Ayurveda is also known as the “science of life” or the “sister science of yoga.” In reality, Ayurveda is a part of yoga that cannot be separated. Yoga teacher training is becoming increasingly aware of this today, incorporating a specific Ayurvedic teaching component. It is very important as it can inform the way a teacher practices and teaches.
Ayurveda believes in the five elements, much like common Western science does. Ayurveda believes that these elements are expressed within everything. They are expressed within our food and within our bodies.
- First, there is ether. It is the space in between all matter. This element is connected to the upper Vishudda or throat chakra.
- Next, there is air. It is the invisible element that is found between the ether in our atmosphere, connecting everything. This element is connected to the heart chakra or Anahata chakra.
- The next element to be discussed is the element of fire. It is the element in Ayurveda that represents transformation. It is a strong force; the fire element related to the solar plexus or Manipura chakra. It refers to a person’s confidence and power. The fire element relates well to these functions.
- The next element is water. It represents fluidity and emotion. It’s connected to the Swadhisthana chakra or sacral chakra. It is the chakra that is most related to feelings and emotion.
- The last element is the earth. It is represented in the body in the Muladhara chakra or root chakra. It is where we root down into the earth. It represents safety, grounding, and fulfillment of basic needs.
Ayurveda helps us understand how using asana can allow us to connect to the five elements within our body. Some examples include prayer pose. In this position, you bring hands to meet at the heart center (Anahata chakra), and you connect with the element of air. The forward bend is a great pose to stimulate the solar plexus or Manipura chakra.
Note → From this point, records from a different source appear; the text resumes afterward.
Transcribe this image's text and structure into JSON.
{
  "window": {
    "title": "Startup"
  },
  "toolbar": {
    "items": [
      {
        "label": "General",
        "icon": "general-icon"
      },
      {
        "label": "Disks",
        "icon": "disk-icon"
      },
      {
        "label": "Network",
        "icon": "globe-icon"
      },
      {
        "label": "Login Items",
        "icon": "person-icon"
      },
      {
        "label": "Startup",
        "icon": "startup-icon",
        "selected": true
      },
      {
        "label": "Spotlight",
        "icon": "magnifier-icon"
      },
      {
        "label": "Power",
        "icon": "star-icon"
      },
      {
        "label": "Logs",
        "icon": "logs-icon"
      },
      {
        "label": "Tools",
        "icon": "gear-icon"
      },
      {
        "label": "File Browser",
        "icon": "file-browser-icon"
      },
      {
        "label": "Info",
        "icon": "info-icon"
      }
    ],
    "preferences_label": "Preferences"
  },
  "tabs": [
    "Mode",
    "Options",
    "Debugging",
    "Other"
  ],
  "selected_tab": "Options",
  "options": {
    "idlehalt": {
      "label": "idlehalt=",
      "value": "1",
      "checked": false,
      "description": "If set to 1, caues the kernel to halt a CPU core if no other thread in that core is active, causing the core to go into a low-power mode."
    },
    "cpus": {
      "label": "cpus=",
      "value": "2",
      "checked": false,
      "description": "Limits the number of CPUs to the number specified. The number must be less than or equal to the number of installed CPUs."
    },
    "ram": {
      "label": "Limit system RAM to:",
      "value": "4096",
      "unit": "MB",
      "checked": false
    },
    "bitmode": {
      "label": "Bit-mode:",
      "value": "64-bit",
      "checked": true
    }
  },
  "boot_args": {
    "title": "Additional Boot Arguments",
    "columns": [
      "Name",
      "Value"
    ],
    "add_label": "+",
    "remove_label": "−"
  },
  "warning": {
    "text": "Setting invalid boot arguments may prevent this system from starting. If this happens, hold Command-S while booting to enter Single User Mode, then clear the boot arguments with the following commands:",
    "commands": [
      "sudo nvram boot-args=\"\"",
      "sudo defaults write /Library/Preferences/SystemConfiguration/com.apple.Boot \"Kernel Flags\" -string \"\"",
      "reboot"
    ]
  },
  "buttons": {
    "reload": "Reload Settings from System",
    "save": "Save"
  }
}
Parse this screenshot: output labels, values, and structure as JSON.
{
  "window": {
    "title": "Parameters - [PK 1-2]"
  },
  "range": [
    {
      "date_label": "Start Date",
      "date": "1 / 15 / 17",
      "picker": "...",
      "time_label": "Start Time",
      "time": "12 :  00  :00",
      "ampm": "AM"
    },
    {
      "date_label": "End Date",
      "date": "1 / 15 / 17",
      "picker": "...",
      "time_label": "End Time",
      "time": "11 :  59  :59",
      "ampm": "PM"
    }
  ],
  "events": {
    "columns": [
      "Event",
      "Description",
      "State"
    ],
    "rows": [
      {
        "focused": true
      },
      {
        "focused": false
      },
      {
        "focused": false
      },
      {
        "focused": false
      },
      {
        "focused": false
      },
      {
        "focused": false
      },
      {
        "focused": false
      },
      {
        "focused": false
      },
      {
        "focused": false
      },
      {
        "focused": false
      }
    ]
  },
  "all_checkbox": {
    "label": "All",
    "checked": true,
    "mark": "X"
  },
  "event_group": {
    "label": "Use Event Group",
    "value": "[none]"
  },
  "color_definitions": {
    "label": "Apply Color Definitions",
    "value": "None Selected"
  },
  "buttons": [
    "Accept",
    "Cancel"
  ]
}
You connect with the element of fire as you strengthen the core and use the strong core to guide your movement. Another example is the tree pose. You inhale earth energy up through the feet and connect with the earth, grounding and stimulating the root chakra.
Ayurveda also helps us understand how these elements affect us in our food. For example, spicy foods allow us to feel the heat of the fire element. Wet foods, like soaked oatmeal or some fruits that contain a lot of water, represent water in our foods.
Ayurveda believes in doshas.
- Ether and air make the Vata dosha.
- Air and fire make the Pitta dosha.
- Earth and water come together to make the Kapha dosha.
Understanding the elements through Ayurveda allows people to work towards a harmonious and balanced state. If certain elements or doshas are out of balance, the body and mind are affected. Ayurveda also believes that every person comes to their body with their own predominant doshas and unique formula for finding balance through the five elements.
According to Ayurveda, the five elements are represented in every aspect of life – the seasons, the time periods – you name it!